Halverson was the recipient of the Inger Sjöberg Translation Prize by the American-Scandinavian Foundation, he served as a visiting scholar at the Centre for Advanced Study of the Norwegian Academy of Letters and Science in Oslo, and he was appointed Knight First Class of the Royal Order of Merit by His Majesty King Harald of Norway “for his contribution to the furtherance of Norwegian culture in the USA and particularly for his superb translations of Norwegian song texts and of Norwegian literature about music, which as a result has been made better known, especially in the USA.”
Grace Grinager, Going Viking Young Professional
Grace Grinager is a public health professional living and working in Cook County, Minn.
During the COVID-19 pandemic, she has led her community’s response efforts—striving to keep people well-informed and able to access the tools and resources they need to make public health recommendations a part of their daily life. Grace strongly believes in the value of community engagement and has woven partnerships into the foundations of her county’s emergency preparedness work by collaborating with local businesses, medical organizations, and schools.
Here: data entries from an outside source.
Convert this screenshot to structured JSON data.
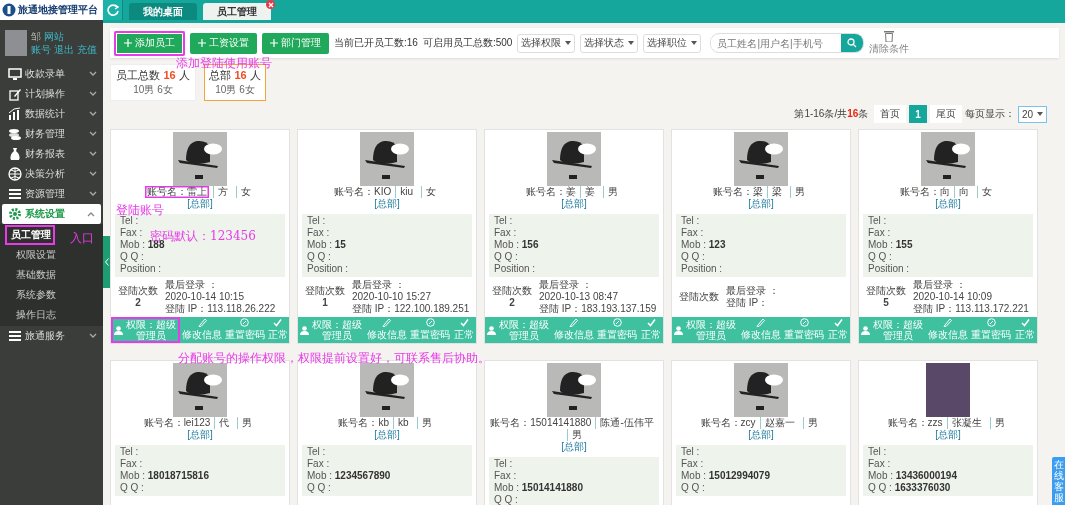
{
  "logo": {
    "title": "旅通地接管理平台"
  },
  "user": {
    "name": "邹",
    "links": [
      {
        "label": "网站"
      },
      {
        "label": "账号"
      },
      {
        "label": "退出"
      },
      {
        "label": "充值"
      }
    ]
  },
  "sidebar": {
    "items": [
      {
        "label": "收款录单",
        "expanded": false
      },
      {
        "label": "计划操作",
        "expanded": false
      },
      {
        "label": "数据统计",
        "expanded": false
      },
      {
        "label": "财务管理",
        "expanded": false
      },
      {
        "label": "财务报表",
        "expanded": false
      },
      {
        "label": "决策分析",
        "expanded": false
      },
      {
        "label": "资源管理",
        "expanded": false
      },
      {
        "label": "系统设置",
        "expanded": true,
        "children": [
          {
            "label": "员工管理",
            "selected": true,
            "highlighted": true
          },
          {
            "label": "权限设置",
            "selected": false,
            "highlighted": false
          },
          {
            "label": "基础数据",
            "selected": false,
            "highlighted": false
          },
          {
            "label": "系统参数",
            "selected": false,
            "highlighted": false
          },
          {
            "label": "操作日志",
            "selected": false,
            "highlighted": false
          }
        ]
      },
      {
        "label": "旅通服务",
        "expanded": false
      }
    ]
  },
  "tabs": [
    {
      "label": "我的桌面",
      "selected": false,
      "closable": false
    },
    {
      "label": "员工管理",
      "selected": true,
      "closable": true
    }
  ],
  "toolbar": {
    "buttons": [
      {
        "label": "添加员工",
        "highlighted": true
      },
      {
        "label": "工资设置",
        "highlighted": false
      },
      {
        "label": "部门管理",
        "highlighted": false
      }
    ],
    "stats": [
      "当前已开员工数:16",
      "可启用员工总数:500"
    ],
    "filters": [
      "选择权限",
      "选择状态",
      "选择职位"
    ],
    "search": {
      "placeholder": "员工姓名|用户名|手机号"
    },
    "clear": "清除条件"
  },
  "summary": [
    {
      "label": "员工总数",
      "count": "16",
      "unit": "人",
      "detail": "10男 6女",
      "selected": false
    },
    {
      "label": "总部",
      "count": "16",
      "unit": "人",
      "detail": "10男 6女",
      "selected": true
    }
  ],
  "pagination": {
    "range": "第1-16条/共",
    "total": "16",
    "suffix": "条",
    "pages": [
      {
        "label": "首页",
        "selected": false
      },
      {
        "label": "1",
        "selected": true
      },
      {
        "label": "尾页",
        "selected": false
      }
    ],
    "per_page_label": "每页显示：",
    "per_page": "20"
  },
  "employees": [
    {
      "kind": "drawing",
      "account": "账号名：雷上",
      "account_highlighted": true,
      "name": "方",
      "gender": "女",
      "department": "[总部]",
      "fields": [
        {
          "label": "Tel :"
        },
        {
          "label": "Fax :"
        },
        {
          "label": "Mob :",
          "value": "188"
        },
        {
          "label": "Q Q :"
        },
        {
          "label": "Position :"
        }
      ],
      "login": {
        "count_label": "登陆次数",
        "count": "2",
        "last_label": "最后登录 ：",
        "last": "2020-10-14 10:15",
        "ip_label": "登陆 IP：",
        "ip": "113.118.26.222"
      },
      "role": "权限：超级管理员",
      "role_highlighted": true,
      "actions": [
        "修改信息",
        "重置密码"
      ],
      "status": "正常"
    },
    {
      "kind": "drawing",
      "account": "账号名：KIO",
      "account_highlighted": false,
      "name": "kiu",
      "gender": "女",
      "department": "[总部]",
      "fields": [
        {
          "label": "Tel :"
        },
        {
          "label": "Fax :"
        },
        {
          "label": "Mob :",
          "value": "15"
        },
        {
          "label": "Q Q :"
        },
        {
          "label": "Position :"
        }
      ],
      "login": {
        "count_label": "登陆次数",
        "count": "1",
        "last_label": "最后登录 ：",
        "last": "2020-10-10 15:27",
        "ip_label": "登陆 IP：",
        "ip": "122.100.189.251"
      },
      "role": "权限：超级管理员",
      "role_highlighted": false,
      "actions": [
        "修改信息",
        "重置密码"
      ],
      "status": "正常"
    },
    {
      "kind": "drawing",
      "account": "账号名：姜",
      "account_highlighted": false,
      "name": "姜",
      "gender": "男",
      "department": "[总部]",
      "fields": [
        {
          "label": "Tel :"
        },
        {
          "label": "Fax :"
        },
        {
          "label": "Mob :",
          "value": "156"
        },
        {
          "label": "Q Q :"
        },
        {
          "label": "Position :"
        }
      ],
      "login": {
        "count_label": "登陆次数",
        "count": "2",
        "last_label": "最后登录 ：",
        "last": "2020-10-13 08:47",
        "ip_label": "登陆 IP：",
        "ip": "183.193.137.159"
      },
      "role": "权限：超级管理员",
      "role_highlighted": false,
      "actions": [
        "修改信息",
        "重置密码"
      ],
      "status": "正常"
    },
    {
      "kind": "drawing",
      "account": "账号名：梁",
      "account_highlighted": false,
      "name": "梁",
      "gender": "男",
      "department": "[总部]",
      "fields": [
        {
          "label": "Tel :"
        },
        {
          "label": "Fax :"
        },
        {
          "label": "Mob :",
          "value": "123"
        },
        {
          "label": "Q Q :"
        },
        {
          "label": "Position :"
        }
      ],
      "login": {
        "count_label": "登陆次数",
        "last_label": "最后登录 ：",
        "ip_label": "登陆 IP："
      },
      "role": "权限：超级管理员",
      "role_highlighted": false,
      "actions": [
        "修改信息",
        "重置密码"
      ],
      "status": "正常"
    },
    {
      "kind": "drawing",
      "account": "账号名：向",
      "account_highlighted": false,
      "name": "向",
      "gender": "女",
      "department": "[总部]",
      "fields": [
        {
          "label": "Tel :"
        },
        {
          "label": "Fax :"
        },
        {
          "label": "Mob :",
          "value": "155"
        },
        {
          "label": "Q Q :"
        },
        {
          "label": "Position :"
        }
      ],
      "login": {
        "count_label": "登陆次数",
        "count": "5",
        "last_label": "最后登录 ：",
        "last": "2020-10-14 10:09",
        "ip_label": "登陆 IP：",
        "ip": "113.113.172.221"
      },
      "role": "权限：超级管理员",
      "role_highlighted": false,
      "actions": [
        "修改信息",
        "重置密码"
      ],
      "status": "正常"
    },
    {
      "kind": "drawing",
      "account": "账号名：lei123",
      "account_highlighted": false,
      "name": "代",
      "gender": "男",
      "department": "[总部]",
      "fields": [
        {
          "label": "Tel :"
        },
        {
          "label": "Fax :"
        },
        {
          "label": "Mob :",
          "value": "18018715816"
        },
        {
          "label": "Q Q :"
        }
      ]
    },
    {
      "kind": "drawing",
      "account": "账号名：kb",
      "account_highlighted": false,
      "name": "kb",
      "gender": "男",
      "department": "[总部]",
      "fields": [
        {
          "label": "Tel :"
        },
        {
          "label": "Fax :"
        },
        {
          "label": "Mob :",
          "value": "1234567890"
        },
        {
          "label": "Q Q :"
        }
      ]
    },
    {
      "kind": "drawing",
      "account": "账号名：15014141880",
      "account_highlighted": false,
      "name": "陈通-伍伟平",
      "gender": "男",
      "department": "[总部]",
      "fields": [
        {
          "label": "Tel :"
        },
        {
          "label": "Fax :"
        },
        {
          "label": "Mob :",
          "value": "15014141880"
        },
        {
          "label": "Q Q :"
        }
      ]
    },
    {
      "kind": "drawing",
      "account": "账号名：zcy",
      "account_highlighted": false,
      "name": "赵嘉一",
      "gender": "男",
      "department": "[总部]",
      "fields": [
        {
          "label": "Tel :"
        },
        {
          "label": "Fax :"
        },
        {
          "label": "Mob :",
          "value": "15012994079"
        },
        {
          "label": "Q Q :"
        }
      ]
    },
    {
      "kind": "photo",
      "account": "账号名：zzs",
      "account_highlighted": false,
      "name": "张凝生",
      "gender": "男",
      "department": "[总部]",
      "fields": [
        {
          "label": "Tel :"
        },
        {
          "label": "Fax :"
        },
        {
          "label": "Mob :",
          "value": "13436000194"
        },
        {
          "label": "Q Q :",
          "value": "1633376030"
        }
      ]
    }
  ],
  "annotations": [
    "添加登陆使用账号",
    "入口",
    "登陆账号",
    "密码默认：123456",
    "分配账号的操作权限，权限提前设置好，可联系售后协助。"
  ],
  "online_service": "在线客服"
}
While the pandemic is by no means over, she is proud of the work of the Cook County and Grand Portage communities to mitigate the negative effects of COVID-19.
Grinager holds a master’s degree in applied anthropology and public health from Oregon State University in Corvallis, Ore.
Ingebretsen’s Nordic Marketplace, Going Viking Affiliate Organization
In 1921, Charles “Bud” Ingebretsen Jr. was born. That same year his father, Charles Ingebretsen Sr. opened the Model Meat Market on East Lake Street in Minneapolis.
Ingebretsen Sr. emigrated from Norway in the early 1900s, the only member of his family to leave the country. He went to Fargo, N.D., and learned butchering. He then came to the Twin Cities where the Scandinavian-American community was flourishing in the Cedar-Riverside neighborhood. His first business was at 1808 Riverside, a location close to both the Southern Theater, which had entertainment for Swedish immigrants, and the railroad switchyards, employing many Norwegians, Swedes, and Danes. He soon expanded the business, opening several other meat markets serving the Norwegian community, including the Model Meat Market on East Lake St., strategically located on a streetcar line.
The East Lake St. location, in the words of granddaughter Julie Ingebretsen, “is the one that stuck.” By that time, the Scandinavian residents in the neighborhood were beginning to disperse to the suburbs and the intense loyalty to ethnic-specific grocery stores began to lessen, but Ingebretsen’s stayed true to its origins.
Bud Ingebretsen took on a partner, Warren Dahl. Dahl brought with him his recipes for Swedish meatballs and other traditional foods that have since become signature items in the butcher shop.
In 1974, Julie Ingebretsen was between jobs, when her family suggested that she manage the new gift store at Ingebretsen’s. Julie accepted, thinking that she would take the job “for a while.”
Julie is manager to this day, and Warren’s son Steve, who has been working in the store since 1965, has taken over the management of the meat market. Ingebretsen’s has been at 1601 East Lake for 100 years.
To learn more about Norway House and the Going Viking honorees, including personal interviews, you can view their online gala at www.youtube.com/watch?v=Vapz0hd02vY&t=830s.
Visit the Norway House website at: www.norwayhouse.org.
All photos courtesy of Norway House.
This article originally appeared in the July 9, 2021, issue of The Norwegian American.